EXERCISE REQUIREMENTS:
All records below should be repeated exactly, with the pictures left out.

#### DATASET RECORDS

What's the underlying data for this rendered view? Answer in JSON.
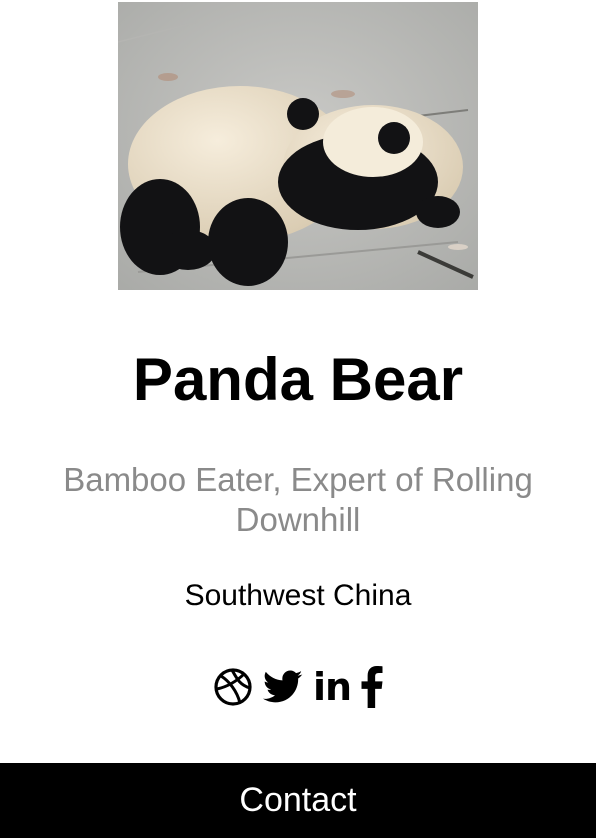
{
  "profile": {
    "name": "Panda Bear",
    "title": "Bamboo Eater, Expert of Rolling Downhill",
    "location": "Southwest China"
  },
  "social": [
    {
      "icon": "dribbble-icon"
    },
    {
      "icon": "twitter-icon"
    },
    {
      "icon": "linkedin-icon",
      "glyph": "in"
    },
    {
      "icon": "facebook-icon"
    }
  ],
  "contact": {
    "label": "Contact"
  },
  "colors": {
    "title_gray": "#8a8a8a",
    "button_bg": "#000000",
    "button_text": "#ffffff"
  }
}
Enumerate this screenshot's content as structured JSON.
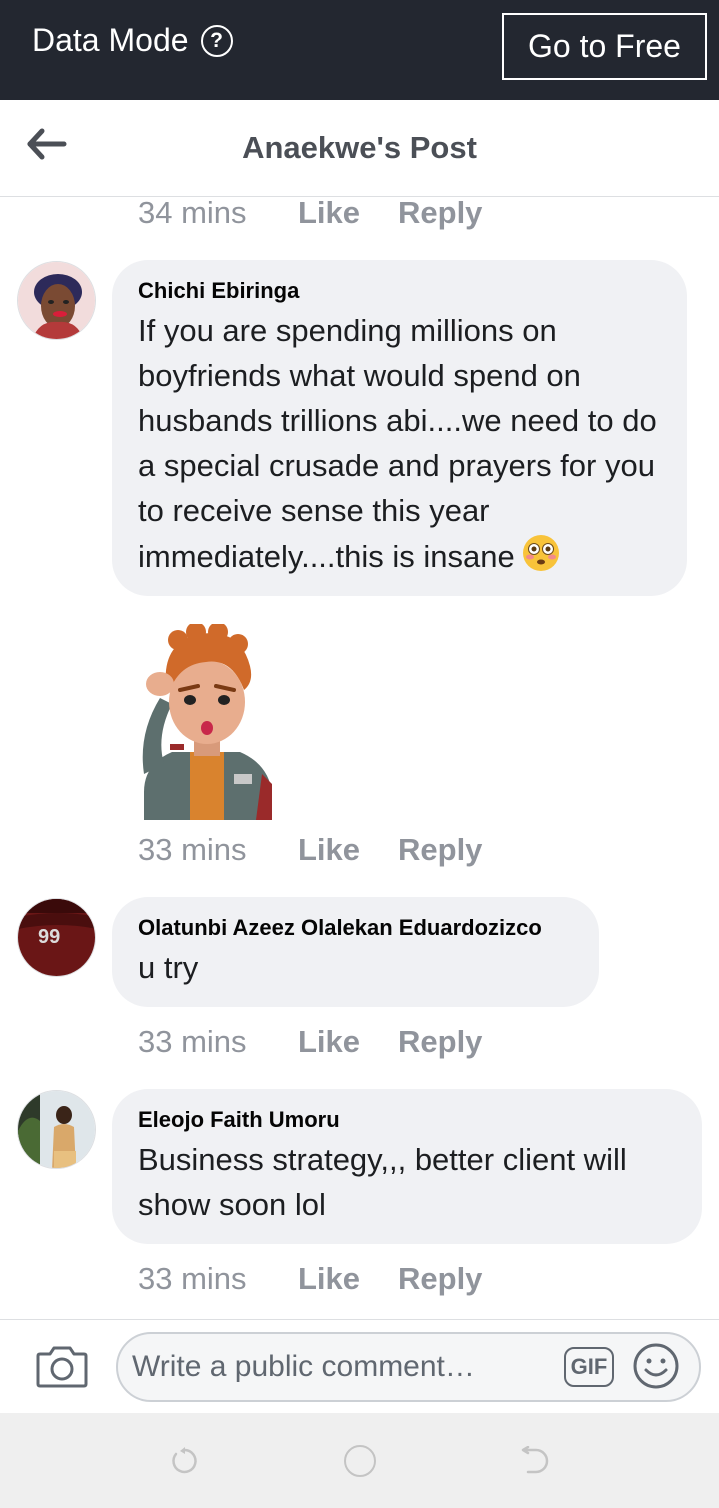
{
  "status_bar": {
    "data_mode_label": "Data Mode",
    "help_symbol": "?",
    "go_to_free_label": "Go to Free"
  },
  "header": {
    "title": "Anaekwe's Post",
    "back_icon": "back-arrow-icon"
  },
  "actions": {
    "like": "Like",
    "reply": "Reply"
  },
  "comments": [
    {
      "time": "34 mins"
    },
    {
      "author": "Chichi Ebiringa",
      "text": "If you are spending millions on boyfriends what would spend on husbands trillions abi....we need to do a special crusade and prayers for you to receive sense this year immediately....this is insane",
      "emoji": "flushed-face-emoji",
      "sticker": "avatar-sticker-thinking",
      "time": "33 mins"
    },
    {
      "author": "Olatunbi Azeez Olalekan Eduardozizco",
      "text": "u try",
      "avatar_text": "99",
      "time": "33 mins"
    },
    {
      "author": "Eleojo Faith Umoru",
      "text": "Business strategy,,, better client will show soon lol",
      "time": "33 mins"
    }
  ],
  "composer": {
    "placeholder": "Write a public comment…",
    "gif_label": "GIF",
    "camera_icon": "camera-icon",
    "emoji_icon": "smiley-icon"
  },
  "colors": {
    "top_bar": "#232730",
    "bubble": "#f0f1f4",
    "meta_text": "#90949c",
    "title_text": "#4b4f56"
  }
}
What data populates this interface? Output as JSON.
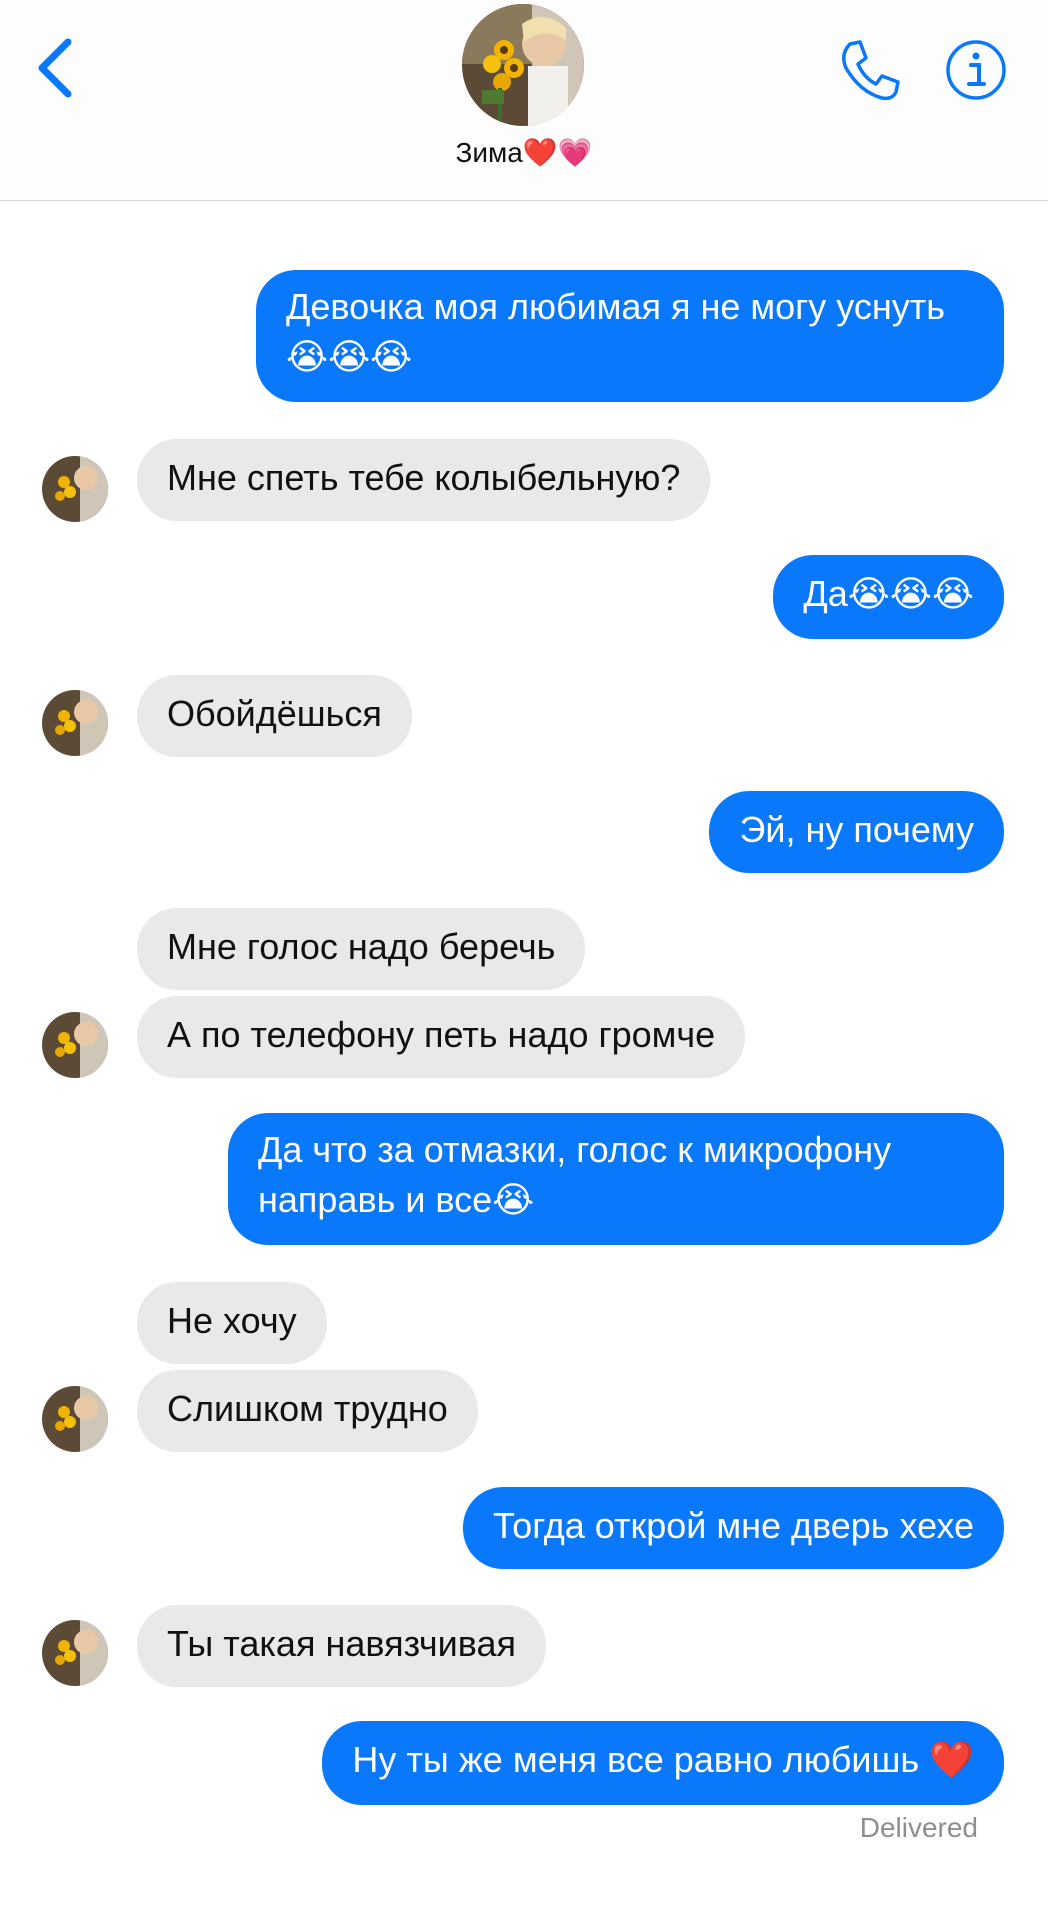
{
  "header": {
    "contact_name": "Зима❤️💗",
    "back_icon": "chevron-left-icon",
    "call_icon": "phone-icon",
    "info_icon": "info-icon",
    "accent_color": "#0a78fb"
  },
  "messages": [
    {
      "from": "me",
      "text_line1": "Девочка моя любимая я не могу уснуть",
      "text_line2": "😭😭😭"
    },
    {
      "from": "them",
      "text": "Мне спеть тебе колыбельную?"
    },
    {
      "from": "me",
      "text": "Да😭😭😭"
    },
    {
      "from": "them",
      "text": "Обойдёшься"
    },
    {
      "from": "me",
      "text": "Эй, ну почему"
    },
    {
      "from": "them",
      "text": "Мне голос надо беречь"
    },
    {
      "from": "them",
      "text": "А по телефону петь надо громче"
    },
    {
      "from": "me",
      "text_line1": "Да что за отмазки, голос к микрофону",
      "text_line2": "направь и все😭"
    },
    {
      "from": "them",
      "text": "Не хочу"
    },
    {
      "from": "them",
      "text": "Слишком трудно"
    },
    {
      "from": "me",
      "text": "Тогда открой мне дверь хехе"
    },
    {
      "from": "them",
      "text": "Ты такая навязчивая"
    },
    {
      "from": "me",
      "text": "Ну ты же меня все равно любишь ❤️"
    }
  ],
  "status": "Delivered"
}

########

FINAL ANSWER:
What's the underlying data for this rendered view? Answer in JSON.
{
  "profile": {
    "name": "Panda Bear",
    "title": "Bamboo Eater, Expert of Rolling Downhill",
    "location": "Southwest China"
  },
  "social": [
    {
      "icon": "dribbble-icon"
    },
    {
      "icon": "twitter-icon"
    },
    {
      "icon": "linkedin-icon",
      "glyph": "in"
    },
    {
      "icon": "facebook-icon"
    }
  ],
  "contact": {
    "label": "Contact"
  },
  "colors": {
    "title_gray": "#8a8a8a",
    "button_bg": "#000000",
    "button_text": "#ffffff"
  }
}
Enumerate this screenshot's content as structured JSON.
{
  "status_bar": {
    "data_mode_label": "Data Mode",
    "help_symbol": "?",
    "go_to_free_label": "Go to Free"
  },
  "header": {
    "title": "Anaekwe's Post",
    "back_icon": "back-arrow-icon"
  },
  "actions": {
    "like": "Like",
    "reply": "Reply"
  },
  "comments": [
    {
      "time": "34 mins"
    },
    {
      "author": "Chichi Ebiringa",
      "text": "If you are spending millions on boyfriends what would spend on husbands trillions abi....we need to do a special crusade and prayers for you to receive sense this year immediately....this is insane",
      "emoji": "flushed-face-emoji",
      "sticker": "avatar-sticker-thinking",
      "time": "33 mins"
    },
    {
      "author": "Olatunbi Azeez Olalekan Eduardozizco",
      "text": "u try",
      "avatar_text": "99",
      "time": "33 mins"
    },
    {
      "author": "Eleojo Faith Umoru",
      "text": "Business strategy,,, better client will show soon lol",
      "time": "33 mins"
    }
  ],
  "composer": {
    "placeholder": "Write a public comment…",
    "gif_label": "GIF",
    "camera_icon": "camera-icon",
    "emoji_icon": "smiley-icon"
  },
  "colors": {
    "top_bar": "#232730",
    "bubble": "#f0f1f4",
    "meta_text": "#90949c",
    "title_text": "#4b4f56"
  }
}
What data populates this interface? Output as JSON.
{
  "header": {
    "contact_name": "Зима❤️💗",
    "back_icon": "chevron-left-icon",
    "call_icon": "phone-icon",
    "info_icon": "info-icon",
    "accent_color": "#0a78fb"
  },
  "messages": [
    {
      "from": "me",
      "text_line1": "Девочка моя любимая я не могу уснуть",
      "text_line2": "😭😭😭"
    },
    {
      "from": "them",
      "text": "Мне спеть тебе колыбельную?"
    },
    {
      "from": "me",
      "text": "Да😭😭😭"
    },
    {
      "from": "them",
      "text": "Обойдёшься"
    },
    {
      "from": "me",
      "text": "Эй, ну почему"
    },
    {
      "from": "them",
      "text": "Мне голос надо беречь"
    },
    {
      "from": "them",
      "text": "А по телефону петь надо громче"
    },
    {
      "from": "me",
      "text_line1": "Да что за отмазки, голос к микрофону",
      "text_line2": "направь и все😭"
    },
    {
      "from": "them",
      "text": "Не хочу"
    },
    {
      "from": "them",
      "text": "Слишком трудно"
    },
    {
      "from": "me",
      "text": "Тогда открой мне дверь хехе"
    },
    {
      "from": "them",
      "text": "Ты такая навязчивая"
    },
    {
      "from": "me",
      "text": "Ну ты же меня все равно любишь ❤️"
    }
  ],
  "status": "Delivered"
}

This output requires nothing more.